The interest rates for federally subsidized Stafford student loans are scheduled to double on July 1, from 3.4 to 6.8 percent, unless Congress acts.
And given Thursday's action in the Senate, when both a Democratic plan and a Republican one were defeated, and given the fact that Congress couldn't even avoid sequestration earlier this year, it seems highly unlikely anything will get done.
Still, we encourage our senators - Tammy Baldwin and Ron Johnson - and representatives, including Reid Ribble, to not let the partisan gridlock of Congress make higher education the territory of the rich or the extremely indebted.
There are solutions out there. There are ones we like, such as one from Sen. Elizabeth Warren, D-Mass., who proposes cutting rates to 0.75 percent, which is the amount banks pay the Federal Reserve for short-term loans. And there are ones we don't like, such as the House Republican plan that would tie interest rates to the market rate and add 2.5 percent, leading to variable rates that could hit 7.4 percent by 2017 and continue to rise after that.
If Congress isn't willing to go the Warren route, then there must be something in between those two extremes.
Or stick with the current 3.4 percent rate for two years while Congress works on a student loan overhaul. Given the time left before July 1, that seems the more likely option, however, Congress has done nothing lately that inspires any confidence a solution would be in hand within two years.
It was only a year ago that Congress extended the 3.4 percent rate after the 2007 college affordability plan expired. And here we are, less than a month from a deadline that will make college more expensive and hit middle class and low-income students hardest, and Congress has yet to make any real progress.
The loans in question are federally subsidized Stafford loans, which go to undergraduates based on need. These are the very students who don't have the money to fund their own education and rely on student aid; 68 percent come from families with annual incomes of less than $50,000. In Wisconsin, 159,147 will face an increase of $915 in costs per loan per year.
Approximately 38 million students nationwide have student loan debt of about $1 trillion, eclipsing credit cards and trailing only mortgages as the highest form of consumer debt. According to the Federal Reserve Bank of New York, student loan debt has quadrupled in the last 10 years while the cost of higher education has increased at a rate greater than that of inflation. Granted, the number of students borrowing money has increased from 23.3 million in 2005 to 38.8 million in 2012, but so has the debt they have incurred.
On average, students who take out loans for four years owe more than $26,000.
With high interest rates on those loans, these new graduates will find it difficult to buy vehicles or houses, fund their retirements, or purchase other goods and services that all help spur our economy.
Some say the 6.8 percent interest rate would be fixed and end the unpredictability of those rates, but that's of little comfort to a newly minted graduate trying to pay back loans while earning a new graduate salary.

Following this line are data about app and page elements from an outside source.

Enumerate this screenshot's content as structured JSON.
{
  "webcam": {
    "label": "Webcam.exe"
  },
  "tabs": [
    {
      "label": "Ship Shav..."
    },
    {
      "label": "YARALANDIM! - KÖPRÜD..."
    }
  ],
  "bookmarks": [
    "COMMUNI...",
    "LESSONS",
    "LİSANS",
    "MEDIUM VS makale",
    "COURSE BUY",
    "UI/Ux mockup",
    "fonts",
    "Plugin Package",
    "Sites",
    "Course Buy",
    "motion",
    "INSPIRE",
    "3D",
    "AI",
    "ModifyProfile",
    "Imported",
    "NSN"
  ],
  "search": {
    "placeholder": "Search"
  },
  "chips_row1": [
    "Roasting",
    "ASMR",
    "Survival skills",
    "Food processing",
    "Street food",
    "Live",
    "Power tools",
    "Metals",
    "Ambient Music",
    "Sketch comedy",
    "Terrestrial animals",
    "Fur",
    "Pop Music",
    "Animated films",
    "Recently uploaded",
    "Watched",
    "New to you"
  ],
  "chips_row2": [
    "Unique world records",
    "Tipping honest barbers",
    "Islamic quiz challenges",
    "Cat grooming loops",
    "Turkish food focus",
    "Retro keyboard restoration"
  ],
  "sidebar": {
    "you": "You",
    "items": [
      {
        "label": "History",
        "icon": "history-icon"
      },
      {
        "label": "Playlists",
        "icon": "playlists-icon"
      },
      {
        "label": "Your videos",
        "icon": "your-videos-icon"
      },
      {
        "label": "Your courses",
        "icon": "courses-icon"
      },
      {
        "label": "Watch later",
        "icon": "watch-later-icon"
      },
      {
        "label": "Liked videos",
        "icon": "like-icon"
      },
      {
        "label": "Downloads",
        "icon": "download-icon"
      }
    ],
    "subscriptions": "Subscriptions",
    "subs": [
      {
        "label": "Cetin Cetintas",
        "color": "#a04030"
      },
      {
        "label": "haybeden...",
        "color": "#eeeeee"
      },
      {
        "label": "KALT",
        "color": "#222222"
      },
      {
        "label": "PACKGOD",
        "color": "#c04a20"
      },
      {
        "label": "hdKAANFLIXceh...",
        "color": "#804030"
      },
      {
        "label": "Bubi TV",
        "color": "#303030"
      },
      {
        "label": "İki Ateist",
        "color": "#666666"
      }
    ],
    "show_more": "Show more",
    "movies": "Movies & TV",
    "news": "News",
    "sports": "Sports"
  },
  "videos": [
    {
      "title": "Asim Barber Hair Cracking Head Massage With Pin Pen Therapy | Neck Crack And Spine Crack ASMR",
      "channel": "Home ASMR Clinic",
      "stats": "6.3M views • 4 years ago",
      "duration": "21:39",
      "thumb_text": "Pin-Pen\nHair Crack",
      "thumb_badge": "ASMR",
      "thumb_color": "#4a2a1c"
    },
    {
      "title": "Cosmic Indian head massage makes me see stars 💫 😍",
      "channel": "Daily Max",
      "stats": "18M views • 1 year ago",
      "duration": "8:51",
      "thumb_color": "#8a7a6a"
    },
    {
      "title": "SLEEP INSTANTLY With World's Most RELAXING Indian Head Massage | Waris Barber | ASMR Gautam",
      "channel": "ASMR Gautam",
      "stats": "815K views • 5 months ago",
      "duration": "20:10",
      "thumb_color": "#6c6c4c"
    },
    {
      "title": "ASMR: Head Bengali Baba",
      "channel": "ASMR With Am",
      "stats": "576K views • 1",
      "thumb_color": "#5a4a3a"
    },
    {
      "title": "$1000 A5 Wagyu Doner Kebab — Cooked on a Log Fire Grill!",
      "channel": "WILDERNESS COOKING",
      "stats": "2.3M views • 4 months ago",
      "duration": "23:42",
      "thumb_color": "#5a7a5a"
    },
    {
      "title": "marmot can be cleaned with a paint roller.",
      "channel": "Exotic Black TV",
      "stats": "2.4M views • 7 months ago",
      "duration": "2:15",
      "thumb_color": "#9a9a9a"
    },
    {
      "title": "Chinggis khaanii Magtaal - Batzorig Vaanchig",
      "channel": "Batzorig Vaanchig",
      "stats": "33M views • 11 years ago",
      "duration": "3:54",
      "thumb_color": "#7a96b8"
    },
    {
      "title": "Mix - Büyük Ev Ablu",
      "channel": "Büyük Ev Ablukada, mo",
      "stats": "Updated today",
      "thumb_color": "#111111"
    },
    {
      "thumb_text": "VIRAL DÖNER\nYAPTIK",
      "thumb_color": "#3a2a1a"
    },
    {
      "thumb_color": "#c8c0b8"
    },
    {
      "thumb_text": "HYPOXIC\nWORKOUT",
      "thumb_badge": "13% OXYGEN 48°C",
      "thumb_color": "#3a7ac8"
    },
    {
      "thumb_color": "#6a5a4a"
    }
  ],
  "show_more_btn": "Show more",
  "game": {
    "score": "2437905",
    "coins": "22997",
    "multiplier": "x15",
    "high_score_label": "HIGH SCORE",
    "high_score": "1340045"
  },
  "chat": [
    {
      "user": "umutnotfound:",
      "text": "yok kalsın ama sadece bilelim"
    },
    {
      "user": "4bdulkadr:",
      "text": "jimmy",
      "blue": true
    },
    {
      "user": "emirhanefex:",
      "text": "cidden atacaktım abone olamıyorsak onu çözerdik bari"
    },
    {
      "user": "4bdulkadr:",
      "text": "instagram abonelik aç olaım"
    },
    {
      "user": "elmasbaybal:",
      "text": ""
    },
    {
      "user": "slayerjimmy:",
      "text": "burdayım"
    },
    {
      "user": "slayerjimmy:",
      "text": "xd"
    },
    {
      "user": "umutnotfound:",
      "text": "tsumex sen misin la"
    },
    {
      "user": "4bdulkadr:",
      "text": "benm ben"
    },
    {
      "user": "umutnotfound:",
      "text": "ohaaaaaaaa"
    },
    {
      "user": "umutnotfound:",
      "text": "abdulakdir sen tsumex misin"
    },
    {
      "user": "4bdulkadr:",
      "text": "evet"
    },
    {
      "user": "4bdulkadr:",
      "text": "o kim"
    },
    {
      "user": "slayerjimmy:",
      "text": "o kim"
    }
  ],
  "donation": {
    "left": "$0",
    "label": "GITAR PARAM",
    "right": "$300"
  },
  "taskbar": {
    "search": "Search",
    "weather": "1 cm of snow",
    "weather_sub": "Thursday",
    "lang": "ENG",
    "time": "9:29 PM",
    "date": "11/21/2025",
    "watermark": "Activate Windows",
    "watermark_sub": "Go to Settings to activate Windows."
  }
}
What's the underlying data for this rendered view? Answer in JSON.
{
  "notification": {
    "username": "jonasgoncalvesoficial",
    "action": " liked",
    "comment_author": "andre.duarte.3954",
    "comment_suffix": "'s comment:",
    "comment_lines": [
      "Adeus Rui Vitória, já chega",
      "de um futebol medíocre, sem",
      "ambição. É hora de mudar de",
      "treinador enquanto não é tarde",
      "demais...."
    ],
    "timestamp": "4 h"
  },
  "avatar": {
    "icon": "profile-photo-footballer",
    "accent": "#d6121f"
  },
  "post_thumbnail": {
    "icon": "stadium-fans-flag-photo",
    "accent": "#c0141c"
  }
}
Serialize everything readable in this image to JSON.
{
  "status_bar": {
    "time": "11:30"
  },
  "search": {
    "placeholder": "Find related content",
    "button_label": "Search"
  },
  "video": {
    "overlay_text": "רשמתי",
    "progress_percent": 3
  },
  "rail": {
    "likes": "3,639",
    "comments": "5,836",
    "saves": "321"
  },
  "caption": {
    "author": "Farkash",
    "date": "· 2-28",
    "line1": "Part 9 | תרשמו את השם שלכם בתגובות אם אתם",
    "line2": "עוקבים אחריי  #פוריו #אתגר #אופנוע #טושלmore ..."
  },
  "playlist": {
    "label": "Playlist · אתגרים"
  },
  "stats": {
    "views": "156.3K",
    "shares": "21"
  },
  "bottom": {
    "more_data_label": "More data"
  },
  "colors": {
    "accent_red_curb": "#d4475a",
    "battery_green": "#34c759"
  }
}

These days, higher education degrees are needed for more jobs. Manufacturers more and more are looking for students with at least a two-year associate's degree. They talk about the skills gap as they are unable to find workers with the abilities needed for the job. By 2020, 64 percent of all jobs in Wisconsin will require a bachelor's degree or certificate, according to the consumer advocate group Wisconsin Public Interest Research Group.
WISPIRG also estimated that by holding the interest rate at 3.4 percent, "the $145 million saved by students could be spent in Wisconsin's consumer economy" instead of on student debt.
So who benefits from the loan hike? The federal government would get a huge boost. It is expected to collect 12.5 cents for each dollar loaned in 2013-14, which translates into $50 billion. But that's not the path this country should go down. It would be trading future training, knowledge, expertise and prosperity to fix financial problems Congress has been too gridlocked or gutless to address until now.
We call on the Wisconsin delegation to keep the student loan interest rate low. An educated populace is crucial to the nation's long-term health, and saddling new graduates with tons of debt to benefit the government is not the answer.